• DATA SHOWN:
□ □ □ □ □
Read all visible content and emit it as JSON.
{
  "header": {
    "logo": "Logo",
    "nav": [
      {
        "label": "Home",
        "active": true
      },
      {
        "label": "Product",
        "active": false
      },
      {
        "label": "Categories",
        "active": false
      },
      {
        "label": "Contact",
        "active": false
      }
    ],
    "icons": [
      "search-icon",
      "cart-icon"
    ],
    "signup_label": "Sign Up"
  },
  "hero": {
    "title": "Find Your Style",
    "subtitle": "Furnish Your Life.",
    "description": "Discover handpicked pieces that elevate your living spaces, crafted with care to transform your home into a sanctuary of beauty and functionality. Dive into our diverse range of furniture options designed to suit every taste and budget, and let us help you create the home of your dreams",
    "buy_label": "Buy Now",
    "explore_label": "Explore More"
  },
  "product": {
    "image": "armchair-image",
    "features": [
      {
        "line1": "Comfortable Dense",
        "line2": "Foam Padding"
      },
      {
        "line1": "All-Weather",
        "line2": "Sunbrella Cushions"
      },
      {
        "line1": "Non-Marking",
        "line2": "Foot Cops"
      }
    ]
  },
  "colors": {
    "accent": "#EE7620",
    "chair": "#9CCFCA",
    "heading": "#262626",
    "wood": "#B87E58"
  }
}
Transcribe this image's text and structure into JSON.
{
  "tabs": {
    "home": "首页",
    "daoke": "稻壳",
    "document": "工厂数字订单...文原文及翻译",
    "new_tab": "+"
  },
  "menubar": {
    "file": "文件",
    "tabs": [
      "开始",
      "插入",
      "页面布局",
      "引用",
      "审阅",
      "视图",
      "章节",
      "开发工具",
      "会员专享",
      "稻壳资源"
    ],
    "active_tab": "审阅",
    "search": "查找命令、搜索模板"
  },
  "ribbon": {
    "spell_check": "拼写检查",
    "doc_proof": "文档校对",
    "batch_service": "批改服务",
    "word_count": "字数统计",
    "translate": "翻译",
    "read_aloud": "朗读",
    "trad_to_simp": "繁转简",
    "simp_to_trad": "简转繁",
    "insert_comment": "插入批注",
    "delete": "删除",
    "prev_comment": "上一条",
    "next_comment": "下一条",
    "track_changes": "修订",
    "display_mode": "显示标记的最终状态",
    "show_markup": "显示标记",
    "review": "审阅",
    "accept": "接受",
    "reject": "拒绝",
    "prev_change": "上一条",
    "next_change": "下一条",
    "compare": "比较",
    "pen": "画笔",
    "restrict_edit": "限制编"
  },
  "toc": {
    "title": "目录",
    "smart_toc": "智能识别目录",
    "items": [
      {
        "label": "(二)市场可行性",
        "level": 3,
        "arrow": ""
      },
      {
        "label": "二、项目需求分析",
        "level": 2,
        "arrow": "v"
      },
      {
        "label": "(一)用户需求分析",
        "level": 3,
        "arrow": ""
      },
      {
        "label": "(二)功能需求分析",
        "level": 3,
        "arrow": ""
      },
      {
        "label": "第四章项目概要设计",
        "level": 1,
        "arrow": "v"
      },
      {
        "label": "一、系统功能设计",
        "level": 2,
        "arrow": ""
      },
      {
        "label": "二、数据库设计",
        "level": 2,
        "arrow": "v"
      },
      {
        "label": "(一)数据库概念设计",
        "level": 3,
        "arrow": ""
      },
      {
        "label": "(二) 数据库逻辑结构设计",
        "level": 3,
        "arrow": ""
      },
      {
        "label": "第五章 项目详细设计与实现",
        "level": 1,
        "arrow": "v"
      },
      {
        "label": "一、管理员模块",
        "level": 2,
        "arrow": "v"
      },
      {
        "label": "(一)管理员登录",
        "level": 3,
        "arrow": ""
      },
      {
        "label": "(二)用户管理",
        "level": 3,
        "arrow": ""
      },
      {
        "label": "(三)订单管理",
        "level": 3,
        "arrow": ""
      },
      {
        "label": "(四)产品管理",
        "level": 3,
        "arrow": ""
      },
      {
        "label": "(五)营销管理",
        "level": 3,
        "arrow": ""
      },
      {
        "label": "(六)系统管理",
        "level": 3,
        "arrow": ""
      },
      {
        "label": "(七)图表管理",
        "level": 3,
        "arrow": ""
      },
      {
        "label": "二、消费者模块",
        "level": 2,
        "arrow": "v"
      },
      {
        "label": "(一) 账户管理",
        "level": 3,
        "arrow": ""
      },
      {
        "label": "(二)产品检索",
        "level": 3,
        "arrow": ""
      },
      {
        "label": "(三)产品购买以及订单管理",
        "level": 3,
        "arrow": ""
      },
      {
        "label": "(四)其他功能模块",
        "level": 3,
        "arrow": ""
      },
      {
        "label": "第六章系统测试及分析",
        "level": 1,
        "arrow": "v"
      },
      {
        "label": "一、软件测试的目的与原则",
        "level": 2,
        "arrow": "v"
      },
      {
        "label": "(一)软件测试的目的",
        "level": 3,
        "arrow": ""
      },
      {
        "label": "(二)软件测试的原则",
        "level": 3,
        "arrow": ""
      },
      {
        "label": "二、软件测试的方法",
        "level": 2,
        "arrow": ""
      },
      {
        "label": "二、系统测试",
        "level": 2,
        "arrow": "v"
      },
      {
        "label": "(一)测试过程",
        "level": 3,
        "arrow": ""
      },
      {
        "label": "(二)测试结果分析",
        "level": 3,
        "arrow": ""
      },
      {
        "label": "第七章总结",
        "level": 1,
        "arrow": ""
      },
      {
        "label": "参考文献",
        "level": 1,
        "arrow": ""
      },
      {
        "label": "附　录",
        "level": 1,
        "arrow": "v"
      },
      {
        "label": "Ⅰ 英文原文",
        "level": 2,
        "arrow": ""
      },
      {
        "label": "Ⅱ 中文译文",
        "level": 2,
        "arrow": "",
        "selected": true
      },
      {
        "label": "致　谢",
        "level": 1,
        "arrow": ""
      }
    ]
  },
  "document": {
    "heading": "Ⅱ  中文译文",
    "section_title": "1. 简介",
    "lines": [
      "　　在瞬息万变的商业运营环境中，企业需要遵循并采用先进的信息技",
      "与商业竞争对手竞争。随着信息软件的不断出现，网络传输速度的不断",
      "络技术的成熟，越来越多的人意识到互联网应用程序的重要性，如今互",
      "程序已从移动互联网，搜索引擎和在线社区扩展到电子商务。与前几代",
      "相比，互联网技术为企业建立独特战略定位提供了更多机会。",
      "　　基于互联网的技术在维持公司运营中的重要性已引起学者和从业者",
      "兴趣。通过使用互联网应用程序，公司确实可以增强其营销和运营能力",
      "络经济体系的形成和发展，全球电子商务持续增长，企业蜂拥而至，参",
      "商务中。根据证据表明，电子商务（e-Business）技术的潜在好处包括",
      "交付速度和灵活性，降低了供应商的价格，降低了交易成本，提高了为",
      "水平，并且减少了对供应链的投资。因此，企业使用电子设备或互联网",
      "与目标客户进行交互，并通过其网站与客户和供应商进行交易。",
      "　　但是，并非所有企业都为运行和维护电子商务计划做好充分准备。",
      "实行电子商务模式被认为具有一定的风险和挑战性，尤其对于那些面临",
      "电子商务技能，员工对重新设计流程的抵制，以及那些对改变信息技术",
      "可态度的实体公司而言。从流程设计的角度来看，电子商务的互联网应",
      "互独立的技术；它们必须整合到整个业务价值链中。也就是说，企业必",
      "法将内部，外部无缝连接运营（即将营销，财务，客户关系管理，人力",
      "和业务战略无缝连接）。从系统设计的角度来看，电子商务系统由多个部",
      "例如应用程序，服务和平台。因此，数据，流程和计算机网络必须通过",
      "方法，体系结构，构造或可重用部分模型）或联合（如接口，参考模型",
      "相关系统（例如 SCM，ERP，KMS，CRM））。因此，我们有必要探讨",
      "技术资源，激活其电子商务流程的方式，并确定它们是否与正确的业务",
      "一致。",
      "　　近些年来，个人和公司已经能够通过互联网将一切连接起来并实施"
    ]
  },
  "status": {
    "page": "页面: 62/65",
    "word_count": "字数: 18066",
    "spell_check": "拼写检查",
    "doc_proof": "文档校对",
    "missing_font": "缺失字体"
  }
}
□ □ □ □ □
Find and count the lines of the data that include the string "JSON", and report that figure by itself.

2